I’ve read your column for as long as I had access to the internet and was interested in sex, so here goes: I’m a 27-year-old male with a 42-year-old girlfriend. We met at work; we were both going through divorce. At the beginning, holy moly! My dream girl in the bedroom. We’ve been together for a year, and the sex is still the best I’ve ever had—she says she feels the same—but it’s vanilla. I am assertive and in-control in the bedroom, which works for both of us, as she prefers to be passive and wants me to make moves or switch it up.

If you like art that keeps you looking, that brings you back for a second or third glance, then you will appreciate the art of Wendy Red Star, a Portland photographer and multimedia artist who was raised on the Apsáalooke reservation in Montana. An exhibit of her work is open at the state Capitol in Salem through May 11.

Across the wine-y world, Oregon is recognized for its cool climate, hugely hospitable to growing the pinot noir grape, considered by many wine-lovers to be the foundation for the greatest of wines. An indication of the global passion for this wine would have to be the 31st Annual International Pinot Noir Celebration (IPNC) to be held this July 29-30 on the bucolic campus of Linfield College, McMinnville.

Danny Boyle’s Trainspotting, released in 1996, felt instantly mythic. A grubby, inspired adaptation of Irvine Welsh’s novel that stars a vibrant, nearly vibrating Ewan McGregor, the film felt new and breathless and terrifying, a movie about fuckup junkies that didn’t shy away from euphoric highs or moments of extreme bleakness.
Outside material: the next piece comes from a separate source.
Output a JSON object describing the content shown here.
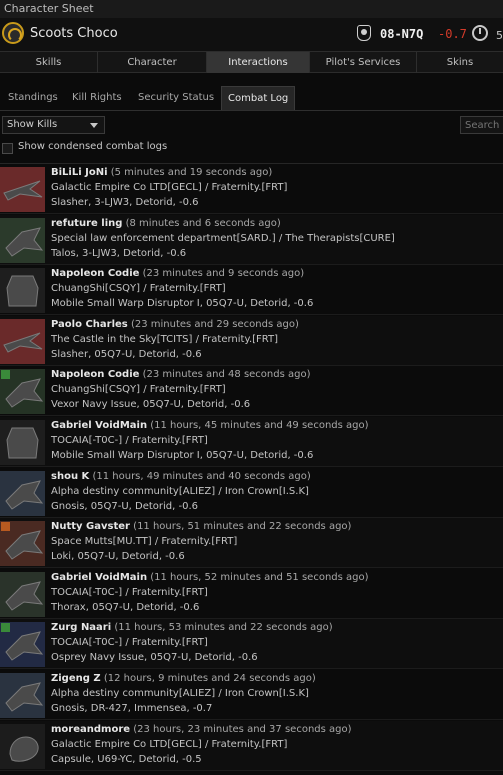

Heron Mendez is nearly 70 years old. He thinks. He’s not sure. But what he does know is that he’s been boxing since he was 5 years old. And boxing is all that he knows.